As much as I love the Resident Evil franchise, even I have to admit that the timeline has gone on too long with very little changes throughout its life. While I may be wrong, it seems that Capcom has been more interested in creating new monsters and higher stakes than focusing on the characters and their doomed fight against the soulless Umbrella Corp. By bring the franchise back to the late 90’s does more than satisfy nostalgia, it challenges the developers to restrain themselves and adhere to the rules established by late 90’s Capcom while finding clever ways to establish a new continuity and push the series forward in ways we wouldn’t expect. What if Jill doesn’t make it out of Raccoon City? What would that do to a character like Chris Redfield, a guy that would be convinced that she would’ve been alive today if he had been there instead of jumping the gun and heading off to Europe to investigate the Umbrella HQ? What if Barry’s family didn’t make it out of Raccoon City? What if the Nemesis took out all of the members of STARS, leaving Chris the alone in his fight against Umbrella?

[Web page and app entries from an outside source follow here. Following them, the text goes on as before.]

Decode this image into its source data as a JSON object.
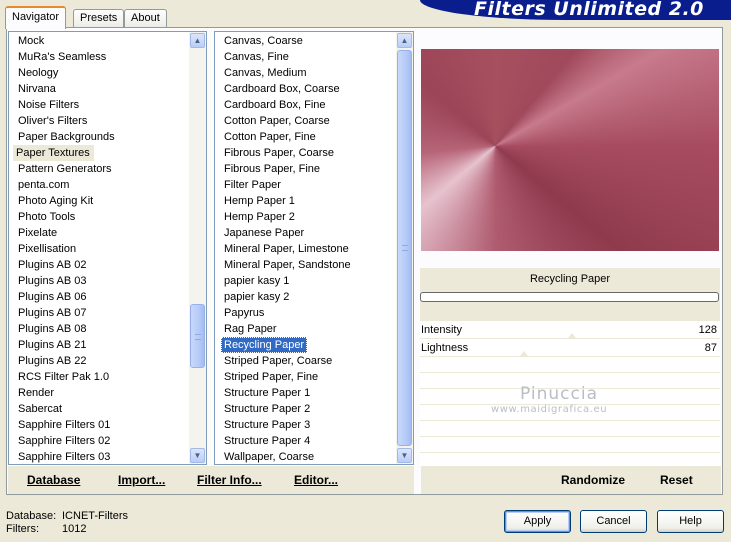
{
  "tabs": [
    "Navigator",
    "Presets",
    "About"
  ],
  "banner_title": "Filters Unlimited 2.0",
  "categories": {
    "items": [
      "Mock",
      "MuRa's Seamless",
      "Neology",
      "Nirvana",
      "Noise Filters",
      "Oliver's Filters",
      "Paper Backgrounds",
      "Paper Textures",
      "Pattern Generators",
      "penta.com",
      "Photo Aging Kit",
      "Photo Tools",
      "Pixelate",
      "Pixellisation",
      "Plugins AB 02",
      "Plugins AB 03",
      "Plugins AB 06",
      "Plugins AB 07",
      "Plugins AB 08",
      "Plugins AB 21",
      "Plugins AB 22",
      "RCS Filter Pak 1.0",
      "Render",
      "Sabercat",
      "Sapphire Filters 01",
      "Sapphire Filters 02",
      "Sapphire Filters 03"
    ],
    "highlighted": "Paper Textures"
  },
  "filters": {
    "items": [
      "Canvas, Coarse",
      "Canvas, Fine",
      "Canvas, Medium",
      "Cardboard Box, Coarse",
      "Cardboard Box, Fine",
      "Cotton Paper, Coarse",
      "Cotton Paper, Fine",
      "Fibrous Paper, Coarse",
      "Fibrous Paper, Fine",
      "Filter Paper",
      "Hemp Paper 1",
      "Hemp Paper 2",
      "Japanese Paper",
      "Mineral Paper, Limestone",
      "Mineral Paper, Sandstone",
      "papier kasy 1",
      "papier kasy 2",
      "Papyrus",
      "Rag Paper",
      "Recycling Paper",
      "Striped Paper, Coarse",
      "Striped Paper, Fine",
      "Structure Paper 1",
      "Structure Paper 2",
      "Structure Paper 3",
      "Structure Paper 4",
      "Wallpaper, Coarse"
    ],
    "selected": "Recycling Paper"
  },
  "preview": {
    "filter_name": "Recycling Paper",
    "progress": 0
  },
  "sliders": [
    {
      "label": "Intensity",
      "value": "128"
    },
    {
      "label": "Lightness",
      "value": "87"
    }
  ],
  "watermark": {
    "name": "Pinuccia",
    "url": "www.maidigrafica.eu"
  },
  "bottom_buttons": {
    "database": "Database",
    "import": "Import...",
    "filter_info": "Filter Info...",
    "editor": "Editor...",
    "randomize": "Randomize",
    "reset": "Reset"
  },
  "footer": {
    "database_label": "Database:",
    "database_value": "ICNET-Filters",
    "filters_label": "Filters:",
    "filters_value": "1012"
  },
  "dialog_buttons": {
    "apply": "Apply",
    "cancel": "Cancel",
    "help": "Help"
  },
  "colors": {
    "selection": "#316ac5",
    "banner": "#0a1d8c",
    "preview_base": "#a0495c"
  }
}
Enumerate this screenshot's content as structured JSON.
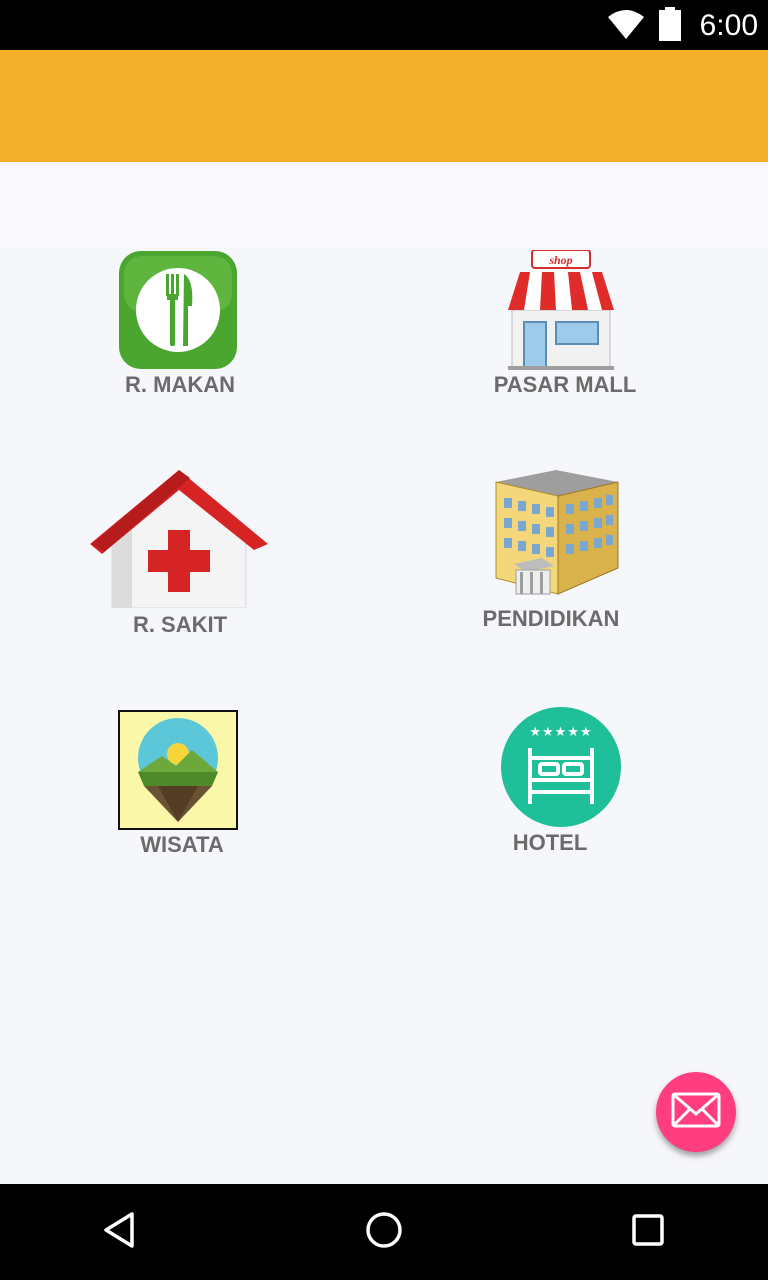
{
  "status_bar": {
    "time": "6:00",
    "icons": [
      "wifi-icon",
      "battery-icon"
    ]
  },
  "app_bar": {
    "color": "#f3b02a"
  },
  "menu": {
    "items": [
      {
        "label": "R. MAKAN",
        "icon": "restaurant-icon"
      },
      {
        "label": "PASAR MALL",
        "icon": "shop-icon"
      },
      {
        "label": "R. SAKIT",
        "icon": "hospital-icon"
      },
      {
        "label": "PENDIDIKAN",
        "icon": "school-building-icon"
      },
      {
        "label": "WISATA",
        "icon": "tourism-location-icon"
      },
      {
        "label": "HOTEL",
        "icon": "hotel-bed-icon"
      }
    ]
  },
  "fab": {
    "icon": "mail-icon",
    "color": "#ff3d7f"
  },
  "nav_bar": {
    "icons": [
      "back-icon",
      "home-icon",
      "recents-icon"
    ]
  }
}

To my knowledge, no other series has truly hit the reboot button. Instead, most reboots find clever ways of telling you the same story over again, like DmC or Mortal Kombat 9. In Resident Evil 4, the world finds out that the outbreak in Raccoon City is because of experiments made by Umbrella, and the company dissolves almost immediately. In reality though, would that actually happen? Would anyone believe that Johnson & Johnson was responsible for what would be considered a terrorist act? I doubt it. Umbrella should be too big for just one act to destroy them; their armor too thick for one man or even one extremely motivated team of soldiers to take out. Chris, Jill and even Leon and Claire’s quest for justice should be doomed from the start, ultimately making them the heroes they deserve to be, the heroes players that have stuck with the franchise for over twenty years know them to be. But to me, the stakes should always be small. Capcom shouldn’t feel the need to compete with franchises like Call of Duty or Silent Hill, and they should feel like they have to emulate the look and feel of the Resident Evil film franchise either. Arguably, the Resident Evil series went as crazy as it did because the films really took off with the worldwide success of the RE film franchise. Resident Evil 3 can learn from this and only look to compete with itself, as well as the Remaster released in 2015 and the most recent remake released just a couple of weeks ago. Rebooting the series would almost guarantee a slam dunk with critics and fans as long as Capcom doesn’t get too greedy or stretch themselves too thin. Go back to what made the PSone era of Resident Evil titles so great and just update them for modern audiences. I know that is easier said than done, but if RE2 can hit as big as it has so far, than Resident Evil 3 Nemesis can return the series to crown jewel status over at Capcom and remind the world of how important a series Resident Evil is.